If you take a moment to visualize your idea of a stereotypical entrepreneur, what sorts of images come to mind?
More than likely, you end up visualizing someone who is an extreme hard-nosed workaholic, and who get through the day on sheer grit, determination, and multiple pots of coffee, and who always seems highly strung enough that anything might set them off.
Clearly, that’s not a very flattering impression – and it doesn’t reflect how huge numbers of successful and driven entrepreneurs actually live, either. All the same, though, there is a least a grain of truth to the stereotype. Entrepreneurs frequently are overly stressed and lacking in proper work-life balance
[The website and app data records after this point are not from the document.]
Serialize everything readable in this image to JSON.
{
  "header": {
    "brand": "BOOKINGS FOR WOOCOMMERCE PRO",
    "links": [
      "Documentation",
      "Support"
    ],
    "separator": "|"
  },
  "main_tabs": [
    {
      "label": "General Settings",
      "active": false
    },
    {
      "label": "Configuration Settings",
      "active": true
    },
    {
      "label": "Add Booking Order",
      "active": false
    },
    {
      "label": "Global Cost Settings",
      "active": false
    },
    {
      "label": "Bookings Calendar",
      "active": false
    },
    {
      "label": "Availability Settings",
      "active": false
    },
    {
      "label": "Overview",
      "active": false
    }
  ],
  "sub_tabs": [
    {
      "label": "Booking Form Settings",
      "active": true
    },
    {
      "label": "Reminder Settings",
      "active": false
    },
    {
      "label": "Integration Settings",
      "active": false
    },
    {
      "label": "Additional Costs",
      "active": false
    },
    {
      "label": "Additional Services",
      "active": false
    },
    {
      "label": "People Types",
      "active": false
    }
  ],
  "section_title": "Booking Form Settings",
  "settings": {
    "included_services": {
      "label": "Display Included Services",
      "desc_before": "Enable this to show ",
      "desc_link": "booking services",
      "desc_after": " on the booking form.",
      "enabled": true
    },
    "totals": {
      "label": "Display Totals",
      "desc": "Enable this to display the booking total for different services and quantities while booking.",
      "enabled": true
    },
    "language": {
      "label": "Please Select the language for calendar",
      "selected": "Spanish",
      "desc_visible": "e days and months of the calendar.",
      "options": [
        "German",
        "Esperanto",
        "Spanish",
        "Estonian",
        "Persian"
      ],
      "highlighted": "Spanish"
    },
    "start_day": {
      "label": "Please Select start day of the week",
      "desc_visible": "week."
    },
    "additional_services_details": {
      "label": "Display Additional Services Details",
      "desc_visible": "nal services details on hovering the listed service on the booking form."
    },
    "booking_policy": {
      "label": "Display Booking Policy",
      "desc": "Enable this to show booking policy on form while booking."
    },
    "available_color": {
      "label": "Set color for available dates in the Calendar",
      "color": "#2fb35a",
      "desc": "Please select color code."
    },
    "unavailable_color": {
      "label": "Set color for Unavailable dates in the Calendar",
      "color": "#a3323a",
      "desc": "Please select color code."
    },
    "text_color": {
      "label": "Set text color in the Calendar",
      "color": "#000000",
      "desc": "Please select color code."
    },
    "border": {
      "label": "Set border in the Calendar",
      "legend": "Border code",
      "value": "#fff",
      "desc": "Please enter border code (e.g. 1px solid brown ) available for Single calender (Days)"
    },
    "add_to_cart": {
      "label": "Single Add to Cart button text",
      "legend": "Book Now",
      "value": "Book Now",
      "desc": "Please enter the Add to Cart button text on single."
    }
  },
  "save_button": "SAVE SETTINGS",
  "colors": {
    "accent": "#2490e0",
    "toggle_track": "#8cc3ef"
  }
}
For all that, though, there is plenty of reason to think that the ability to remain calm could be a tremendous asset in the career of any entrepreneur. Among other things, calm people make more confident and informed decisions. They are more resilient to stress. They tend to make a better impression on the people they interact with. And they are just happier, as well.
Here are a few tips for remaining calm and focused as an entrepreneur.
Don’t underestimate the power of small comforts
Small, everyday comforts might just make a huge difference when it comes to how calm you’re able to be on any given day.
When we are stressed and anxious, we tend to get caught up in our own negative projections and to get lost in our own thoughts. As a consequence of this, we are no longer very “grounded.”
Small comforts – trinkets, routines, and features of everyday life that help to uplift you and make you feel grounded – can work wonders in terms of serving as reminders for you to take a deep breath and to reappraise the situation from a more balanced vantage point.
These small comforts can come in many different forms, ranging from things like custom car air fresheners, to a particular snack you like to start the day with, or a bedtime routine that involves a bit of quiet reading and a cup of hot cocoa.
Plan out and structure things in advance, so that you aren’t constantly playing catch up
It’s simply very difficult to stay calm, never mind to focus, if your days are chronically disorganized, and you consequently have to play catch up.
The more you’re able to plan out and structure things in advance, the more each day is bound to feel as though it’s actually under your control, as opposed to being a source of assorted unknown and ominous threats, troubles, and poorly-defined challenges.
Try to get in the habit of time blocking your days out in advance using a day planner. Identify what your key tasks that day are going to be, and then pencil them in, making sure that you will only be doing one thing at a time, with minimal distractions.
This is an exercise that many successful professionals have used in a variety of different fields, and for good reason, too. It simply works.
Have everyday routines and rituals to help you keep your stress levels down
Stress is, essentially, the opposite of calm – which means that the more effectively you can manage and reduce your stress levels, the calmer you will feel, and the better able you will be to focus and to do your work from a position of strength rather than one of fear and anxiety.
Of course, “keep your stress levels down” is easier said than done.
Ultimately, one of the best ways of managing your stress levels is by having everyday routines and rituals in place that help you to take your mind off things and find your centre.
Many people have found that some form of meditation practice can be very useful in this regard. Other people find that certain health supplements play an important role.
In any case, have tried and tested routines that you go through every day to help you to maintain balance.
Say no to multitasking, and do one thing at a time
Entrepreneurs frequently try to multitask as a means of increasing their productivity. According to research, though, this is a bad strategy.
What psychologists have found is that multitasking is bad for the brain, increases stress levels, and does not actually improve efficiency at all. In fact, it significantly reduces performance at any given task.
To keep your stress levels down, and to be able to focus in a calmer and more deliberate way, do what the academic and author Cal Newport suggests: do one thing at a time, filter out all distractions the best of your ability, and emphasize “deep work.”